by Wyn Hopkins
Streamlining Power Query Code Documentation with GPT-4: A Game Changer
Watch my explanation or read on if you prefer…
As Power BI and Excel developers, we often find ourselves knee-deep in lines of code. Writing, cleaning, documenting, and renaming steps – it can all be quite time-consuming. The game has changed with the introduction of GPT-4, a powerful tool from OpenAI that can help streamline the process significantly.
We’ve all been there. Our code is handling a variety of tasks, cleaning up data, filtering rows, capitalizing, trimming text, merging columns – typical power query stuff. Documenting and renaming these functions with meaningful names without spaces used to be a chore, but not anymore.
How to Use GPT-4 for Code Documentation
Setting Up Your OpenAI Account
Setting up your OpenAI account is straightforward. Head to the Open AI website, where you can sign up and access both GPT-3.5 (free) and GPT-4. Although the free version is available, GPT-4’s superior performance justifies its $20 per month cost.
To get the most out of GPT-4, you will need to provide a well-constructed prompt. A good prompt includes instructions about how you would like your code to be laid out.
You can download the prompt I used here:
Once you have your prompt ready, paste it into the “Send a message box” and click the send button.
Then simply copy your code from the advanced editor of your Power Query and paste it into the GPT-4 chat and click Send again.
The Power of GPT-4
The result? Cleaned up code, detailed descriptions of the overall process, line-by-line comments, flagged filtered steps, and meaningful codes like ‘TrimFirstName’ or ‘CapitalizeFirstName’. This tool will turn a chaotic codebase into a beautifully organised and easy-to-read script.
You can simply click copy and paste into your advanced editor.
Constructing the Right Prompt
The key to getting the best out of GPT-4 lies in the prompt. It’s crucial to instruct GPT-4 to act as an expert in the relevant field (in our case, a Power Query expert). Providing an overview of the task, specific instructions, and examples of the desired outcome will result in a much higher quality output.
For example, if you want GPT-4 to rename each line of M code to something more meaningful and use CamelCase, explicitly state this in your instructions. Similarly, if you want GPT-4 to prefix filtered steps with ‘Filter_’, make sure to include this in your prompt.
Conclusion: Embrace the Future
GPT-4 is truly a game-changer for coding, making tasks like documentation and code cleaning so much easier and more efficient. If you’re looking for ways to streamline your workflow, it’s time to consider leveraging this powerful tool from OpenAI.

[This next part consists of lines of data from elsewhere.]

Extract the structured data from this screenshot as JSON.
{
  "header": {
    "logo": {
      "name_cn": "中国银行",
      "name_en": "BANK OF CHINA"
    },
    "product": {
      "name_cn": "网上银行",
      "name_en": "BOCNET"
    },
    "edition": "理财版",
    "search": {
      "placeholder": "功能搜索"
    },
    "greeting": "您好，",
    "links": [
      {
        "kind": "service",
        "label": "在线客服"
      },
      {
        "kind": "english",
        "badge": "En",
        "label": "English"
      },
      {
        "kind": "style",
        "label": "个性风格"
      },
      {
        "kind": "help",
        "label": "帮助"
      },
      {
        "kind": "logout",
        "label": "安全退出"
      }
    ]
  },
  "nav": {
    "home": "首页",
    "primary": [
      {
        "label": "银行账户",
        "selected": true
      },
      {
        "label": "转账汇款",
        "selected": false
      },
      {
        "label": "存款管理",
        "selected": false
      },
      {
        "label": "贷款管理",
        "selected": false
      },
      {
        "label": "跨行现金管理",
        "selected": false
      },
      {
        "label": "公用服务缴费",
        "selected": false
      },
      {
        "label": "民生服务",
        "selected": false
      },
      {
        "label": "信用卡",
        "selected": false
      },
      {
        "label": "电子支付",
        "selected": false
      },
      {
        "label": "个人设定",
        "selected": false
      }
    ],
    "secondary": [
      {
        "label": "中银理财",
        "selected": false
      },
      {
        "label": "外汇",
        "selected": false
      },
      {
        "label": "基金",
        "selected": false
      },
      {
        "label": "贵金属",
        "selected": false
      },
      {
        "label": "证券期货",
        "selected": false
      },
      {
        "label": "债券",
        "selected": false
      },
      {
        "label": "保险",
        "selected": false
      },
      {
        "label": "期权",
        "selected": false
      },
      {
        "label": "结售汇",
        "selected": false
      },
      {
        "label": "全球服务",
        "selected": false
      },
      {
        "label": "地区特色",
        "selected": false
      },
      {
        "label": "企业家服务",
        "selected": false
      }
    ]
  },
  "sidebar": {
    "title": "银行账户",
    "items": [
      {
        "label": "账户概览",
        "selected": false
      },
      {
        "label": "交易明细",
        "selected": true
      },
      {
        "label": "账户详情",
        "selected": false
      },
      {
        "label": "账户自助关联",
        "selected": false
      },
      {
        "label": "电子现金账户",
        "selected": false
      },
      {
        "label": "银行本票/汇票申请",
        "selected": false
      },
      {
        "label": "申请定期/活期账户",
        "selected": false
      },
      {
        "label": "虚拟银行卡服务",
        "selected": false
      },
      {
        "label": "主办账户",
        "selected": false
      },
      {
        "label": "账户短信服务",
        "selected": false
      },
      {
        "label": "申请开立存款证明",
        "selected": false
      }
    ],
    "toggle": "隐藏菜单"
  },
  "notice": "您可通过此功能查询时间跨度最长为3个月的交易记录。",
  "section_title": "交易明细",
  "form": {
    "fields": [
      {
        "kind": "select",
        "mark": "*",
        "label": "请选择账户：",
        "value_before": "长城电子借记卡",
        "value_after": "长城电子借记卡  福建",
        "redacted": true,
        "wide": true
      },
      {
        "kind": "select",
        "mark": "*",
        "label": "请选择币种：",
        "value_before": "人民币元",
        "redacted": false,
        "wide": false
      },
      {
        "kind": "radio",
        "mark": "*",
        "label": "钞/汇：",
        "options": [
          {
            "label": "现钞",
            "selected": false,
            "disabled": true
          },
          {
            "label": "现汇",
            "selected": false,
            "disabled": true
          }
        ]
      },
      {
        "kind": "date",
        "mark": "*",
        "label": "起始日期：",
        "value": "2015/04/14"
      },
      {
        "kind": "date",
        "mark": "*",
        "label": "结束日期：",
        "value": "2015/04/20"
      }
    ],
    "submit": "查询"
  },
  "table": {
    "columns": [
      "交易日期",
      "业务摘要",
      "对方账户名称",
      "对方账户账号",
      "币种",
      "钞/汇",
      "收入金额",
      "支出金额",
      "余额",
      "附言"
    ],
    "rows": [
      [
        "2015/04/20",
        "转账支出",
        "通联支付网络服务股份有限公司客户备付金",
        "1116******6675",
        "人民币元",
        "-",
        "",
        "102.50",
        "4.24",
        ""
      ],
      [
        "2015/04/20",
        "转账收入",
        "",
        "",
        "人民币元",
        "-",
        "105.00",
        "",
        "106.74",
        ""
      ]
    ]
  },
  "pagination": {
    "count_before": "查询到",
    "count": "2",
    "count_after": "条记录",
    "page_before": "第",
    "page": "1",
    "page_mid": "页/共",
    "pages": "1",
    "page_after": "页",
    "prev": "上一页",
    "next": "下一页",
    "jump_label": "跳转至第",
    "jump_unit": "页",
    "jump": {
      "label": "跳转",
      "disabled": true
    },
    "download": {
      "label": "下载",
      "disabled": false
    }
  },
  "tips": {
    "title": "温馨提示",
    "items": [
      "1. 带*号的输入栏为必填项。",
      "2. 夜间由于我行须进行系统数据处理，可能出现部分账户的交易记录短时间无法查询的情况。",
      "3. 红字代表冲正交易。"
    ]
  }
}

Let us know your thoughts and experiences using GPT-4 for code documentation. We would love to hear your feedback and any tips you might have discovered along the way.
*Stay tuned for future posts on other exciting ways to use GPT-4 and other AI tools to boost your productivity!*